The focus of this 7 hour training is to provide school officials with the knowledge, skills, and tools needed to refine and update an all-hazards school emergency operations plan (EOP). The course will help schools to determine areas for improvement, make changes and updates, and sustain readiness through training and exercising. The course aligns with the Joint Administrative Rules of the Illinois School Safety Drill Act, guidance set forth in the Federal Emergency Management Agency’s Comprehensive Preparedness Guide (CPG 101), and the Guide to High-Quality School Emergency Operations Plans, published by the federal departments of Education, Homeland Security, Federal Emergency Management Agency, Health and Human Services, Justice and the FBI. Participants will have an opportunity to review their school EOP to determine if it contains the necessary components in scope and sequence, identify areas for improvement, and make changes and updates in preparation for review and approval of school administration.
G-364 Multi-Hazard Emergency Planning for Schools
This 2 day course provides schools with the knowledge and tools needed to develop or update an all-threats/hazards school emergency operations plan (EOP) and to identify how to train and exercise the school EOP. This course follows the guidance set forth in the Federal Emergency Management Agency (FEMA) Comprehensive Preparedness Guide (CPG 101) for developing emergency plans and recommended in the Guide to High-Quality School Emergency Operations Plans published by the federal departments of Education, Health and Human Services, Homeland Security, FEMA, Justice and Federal Bureau of Investigation. Participants will learn how to conduct threat/hazard identification and risk assessment to identify vulnerabilities that may to impact the school and identify protection and mitigation measures. The components of a highly effective school EOP will be introduced in scope and sequence, including elements of the basic plan, functional and hazard-specific annexes. During this training, participants will have an opportunity to review the school EOP to determine areas for improvement, make changes and updates, and identify training and exercise strategies. The training is highly interactive with class exercises coupled with numerous individual and small group activities including table-top exercises to test EOP response protocols. This course promotes building partnerships and positive working relationships among first responders and school staff.
Training and Exercising the Campus Emergency Operations Plan

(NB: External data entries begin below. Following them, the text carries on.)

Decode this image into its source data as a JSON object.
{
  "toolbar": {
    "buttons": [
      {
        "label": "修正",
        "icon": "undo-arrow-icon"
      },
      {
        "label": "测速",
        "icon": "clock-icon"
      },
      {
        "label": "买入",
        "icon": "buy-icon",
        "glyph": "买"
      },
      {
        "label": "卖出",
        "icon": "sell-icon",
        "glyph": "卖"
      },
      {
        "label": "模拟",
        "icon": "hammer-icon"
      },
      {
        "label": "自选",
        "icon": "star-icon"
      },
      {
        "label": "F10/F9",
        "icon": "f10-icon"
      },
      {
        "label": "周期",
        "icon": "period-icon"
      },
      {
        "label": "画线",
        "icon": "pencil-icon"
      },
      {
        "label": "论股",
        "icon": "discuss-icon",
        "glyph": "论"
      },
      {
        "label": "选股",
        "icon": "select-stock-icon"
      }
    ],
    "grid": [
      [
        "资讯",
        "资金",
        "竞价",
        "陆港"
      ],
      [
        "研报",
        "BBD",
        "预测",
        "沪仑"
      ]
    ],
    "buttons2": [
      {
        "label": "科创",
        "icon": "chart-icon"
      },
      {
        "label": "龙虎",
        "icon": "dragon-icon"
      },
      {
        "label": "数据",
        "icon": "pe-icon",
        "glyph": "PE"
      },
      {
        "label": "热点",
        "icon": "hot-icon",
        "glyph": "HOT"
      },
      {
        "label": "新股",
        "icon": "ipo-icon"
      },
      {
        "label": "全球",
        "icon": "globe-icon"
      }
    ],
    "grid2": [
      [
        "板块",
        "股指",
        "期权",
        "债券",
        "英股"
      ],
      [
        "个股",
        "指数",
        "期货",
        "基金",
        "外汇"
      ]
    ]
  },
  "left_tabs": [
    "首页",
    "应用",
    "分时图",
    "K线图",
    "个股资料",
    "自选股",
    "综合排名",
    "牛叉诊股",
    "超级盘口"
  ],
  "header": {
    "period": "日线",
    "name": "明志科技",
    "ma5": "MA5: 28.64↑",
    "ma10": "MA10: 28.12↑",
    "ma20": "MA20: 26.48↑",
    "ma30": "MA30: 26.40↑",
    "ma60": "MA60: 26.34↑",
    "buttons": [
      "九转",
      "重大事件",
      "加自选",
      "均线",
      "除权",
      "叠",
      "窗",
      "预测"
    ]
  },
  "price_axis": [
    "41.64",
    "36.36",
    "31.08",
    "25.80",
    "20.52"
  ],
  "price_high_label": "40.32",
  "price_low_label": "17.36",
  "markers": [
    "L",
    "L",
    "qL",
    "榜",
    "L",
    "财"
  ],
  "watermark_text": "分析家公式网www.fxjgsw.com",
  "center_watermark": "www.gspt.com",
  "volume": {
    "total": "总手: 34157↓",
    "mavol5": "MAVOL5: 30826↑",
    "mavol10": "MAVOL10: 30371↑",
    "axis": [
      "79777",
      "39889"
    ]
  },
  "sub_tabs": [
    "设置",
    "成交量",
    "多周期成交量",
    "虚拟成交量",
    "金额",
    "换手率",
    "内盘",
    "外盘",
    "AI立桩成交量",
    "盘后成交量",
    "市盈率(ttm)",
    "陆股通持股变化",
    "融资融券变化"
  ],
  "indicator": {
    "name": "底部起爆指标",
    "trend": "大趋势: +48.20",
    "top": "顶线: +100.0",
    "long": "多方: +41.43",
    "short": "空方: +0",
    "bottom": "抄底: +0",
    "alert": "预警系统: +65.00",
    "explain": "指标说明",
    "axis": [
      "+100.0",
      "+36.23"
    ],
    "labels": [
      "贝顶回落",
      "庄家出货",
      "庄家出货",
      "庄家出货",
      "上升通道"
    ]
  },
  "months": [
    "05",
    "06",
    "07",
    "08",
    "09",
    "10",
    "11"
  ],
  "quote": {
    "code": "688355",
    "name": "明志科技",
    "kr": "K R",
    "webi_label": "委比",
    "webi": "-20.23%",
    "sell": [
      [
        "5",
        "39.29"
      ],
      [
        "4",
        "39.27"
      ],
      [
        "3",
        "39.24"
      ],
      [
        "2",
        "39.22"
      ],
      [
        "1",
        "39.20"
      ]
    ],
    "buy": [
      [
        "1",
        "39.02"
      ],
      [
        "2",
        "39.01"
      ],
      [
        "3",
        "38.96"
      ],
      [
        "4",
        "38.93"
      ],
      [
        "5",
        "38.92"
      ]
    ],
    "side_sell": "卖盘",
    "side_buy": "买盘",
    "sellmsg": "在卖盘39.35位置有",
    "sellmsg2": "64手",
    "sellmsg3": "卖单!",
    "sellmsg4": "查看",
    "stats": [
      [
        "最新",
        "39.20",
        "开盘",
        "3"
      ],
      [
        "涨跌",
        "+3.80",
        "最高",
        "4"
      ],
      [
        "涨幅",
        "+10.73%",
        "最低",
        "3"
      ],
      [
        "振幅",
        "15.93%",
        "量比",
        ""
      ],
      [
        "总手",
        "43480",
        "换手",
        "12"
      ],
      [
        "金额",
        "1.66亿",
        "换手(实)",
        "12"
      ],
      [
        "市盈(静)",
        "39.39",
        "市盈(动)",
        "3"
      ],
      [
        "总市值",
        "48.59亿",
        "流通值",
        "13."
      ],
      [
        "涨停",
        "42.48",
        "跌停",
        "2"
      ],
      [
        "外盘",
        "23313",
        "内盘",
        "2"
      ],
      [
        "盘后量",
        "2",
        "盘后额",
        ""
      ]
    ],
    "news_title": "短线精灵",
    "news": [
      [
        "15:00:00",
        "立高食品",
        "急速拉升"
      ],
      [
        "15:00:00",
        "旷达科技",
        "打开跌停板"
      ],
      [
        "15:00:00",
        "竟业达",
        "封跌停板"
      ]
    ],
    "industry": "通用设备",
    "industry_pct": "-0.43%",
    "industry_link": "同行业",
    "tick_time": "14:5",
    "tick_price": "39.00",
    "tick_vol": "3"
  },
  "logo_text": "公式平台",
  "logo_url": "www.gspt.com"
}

This 6 hour training provides information and guidance on developing and implementing a strategy for training and testing the Campus Emergency Operations Plan. Training and exercising aims to help entities within the higher education community gain objective assessment of their capabilities so that gaps, deficiencies and vulnerabilities are addressed prior to a real incident. Well-designed and well-executed exercises are the most effective means of: assessing and validating policies, plans, and procedures; clarifying roles and responsibilities; identifying gaps between current and desired performance; improving interagency coordination and communications; and, identifying opportunities for improvement. Participants will have an opportunity to conduct and design a tabletop exercise using Homeland Security Exercise and Evaluation (HSEEP) guidance that constitutes a national standard for exercises. Group activity also includes building a training and exercise schedule.